The widespread use of ethanol from corn could result in nearly twice the greenhouse gas emissions as the gasoline it would replace because of expected land-use changes, researchers concluded Thursday. The study challenges the rush to biofuels as a response to global warming.
The key point in the paragraph is found in the last sentence when it mentions "the rush to biolfuels". To parse it even further, we have the key word "rush". Like in, "what's the rush"? Have we actually put together all the variables and looked closely at what the impact of biofuels will really be. This study says no.
The researchers said that past studies showing the benefits of ethanol in combating climate change have not taken into account almost certain changes in land use worldwide if ethanol from corn — and in the future from other feedstocks such as switchgrass — become a prized commodity.
"Using good cropland to expand biofuels will probably exacerbate global warming," concludes the study published in Science magazine.
The researchers said that farmers under economic pressure to produce biofuels will increasingly "plow up more forest or grasslands," releasing much of the carbon formerly stored in plants and soils through decomposition or fires. Globally, more grasslands and forests will be converted to growing the crops to replace the loss of grains when U.S. farmers convert land to biofuels, the study said.
Of course the Renewable Fuels Association is sure the study is simplistic pap.
But is it?
During the recent congressional debate over energy legislation, lawmakers frequently cited estimates that corn-based ethanol produces 20 percent less greenhouse gases in production, transportation and use than gasoline, and that cellulosic ethanol has an even greater benefit of 70 percent less emissions.
The study released Thursday by researchers affiliated with Princeton University and a number of other institutions maintains that these analyses "were one-sided" and counted the carbon benefits of using land for biofuels but not the carbon costs of diverting land from its existing uses.
"The other studies missed a key factor that everyone agrees should have been included, the land use changes that actually are going to increase greenhouse gas emissions," said Tim Searchinger, a research scholar at Princeton University's Woodrow Wilson School of Public and International Affairs and lead author of the study.
The study said that after taking into account expected worldwide land-use changes, corn-based ethanol, instead of reducing greenhouse gases by 20 percent, will increases it by 93 percent compared to using gasoline over a 30-year period. Biofuels from switchgrass, if they replace croplands and other carbon-absorbing lands, would result in 50 percent more greenhouse gas emissions, the researchers concluded.
Widely divergent claims on both sides of the issue.

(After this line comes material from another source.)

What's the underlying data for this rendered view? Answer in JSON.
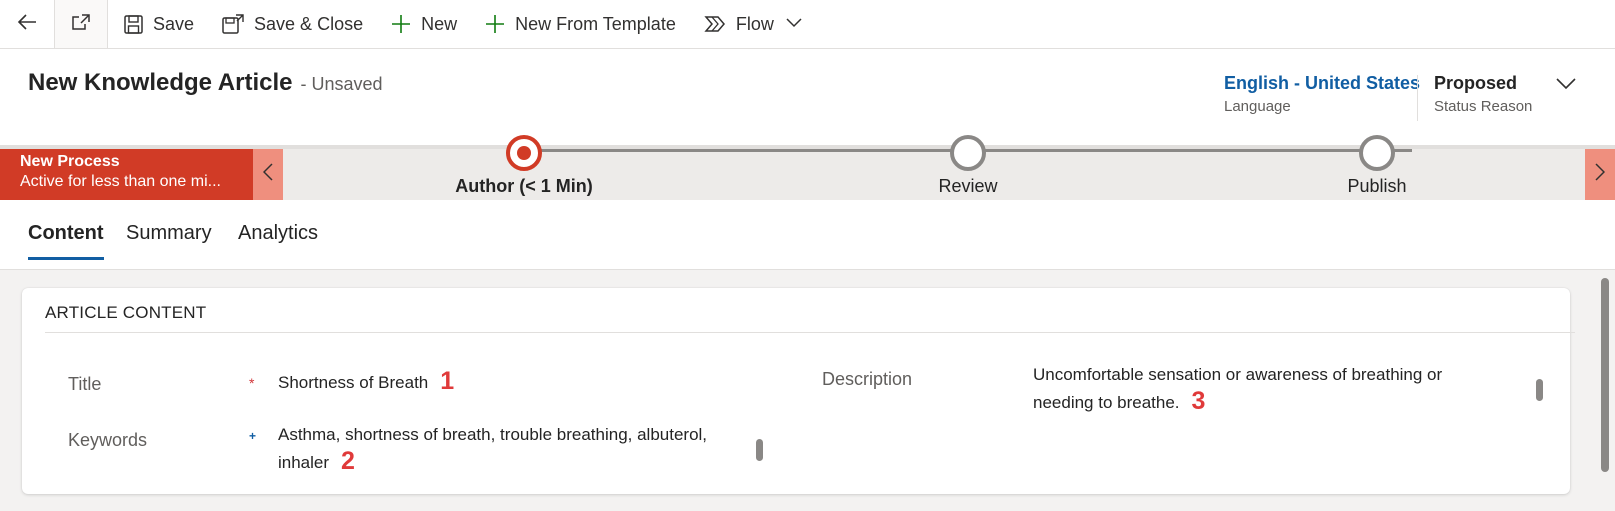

And the Princeton study says what it is claiming isn't true about all ethanol based fuels:
"We should be focusing on our use of biofuels from waste products" such as garbage, which would not result in changes in agricultural land use, Searchinger said in an interview. "And you have to be careful how much you require. Use the right biofuels, but don't require too much too fast. Right now we're making almost exclusively the wrong biofuels."
Sounds to me like sound advice. Slow down, consider all the factors which will be required to make biofuels and reject those which will increase the emission levels due to those cumulative factors (transportation, land use, etc). The problem, however, is that the political train has pretty much left the station (see mandates for ethanol in new Energy bill) and the easiest and fastest way to meet them is to produce the product that the study says is the worst polluter.
Sounds like government in action to me. And you want to give them your health care too?
Oh, and then there is our apparently lethargic sun and the possible consequences of that situation:
Tapping oversees the operation of a 60-year-old radio telescope that he calls a “stethoscope for the sun.” Recent magnetic field readings are as low as he’s ever seen, he says, and he’s worked with the instrument for more than 25 years. If the sun remains this quiet for another a year or two, it may indicate the star has entered a downturn that, if history is any precedent, could trigger a planetary cold spell that could bring massive snowfall and severe weather to the Northern Hemisphere.
The last such solar funk corresponded with a period of bitter cold that began around 1650 and lasted, with intermittent spikes of warming, until 1715. While there were competing causes for the climatic shift—including the Black Death’s depopulation of tree-cutting Europeans and, more substantially, increased volcanic activity spewing ash into the atmosphere—the sun’s lethargy likely had something to do with it.
Likely to have something to do with it? The sun has a lot to do with our temperature and climate. Hardly a small variable and now scientists are seeing this period of lethargy and know what that means.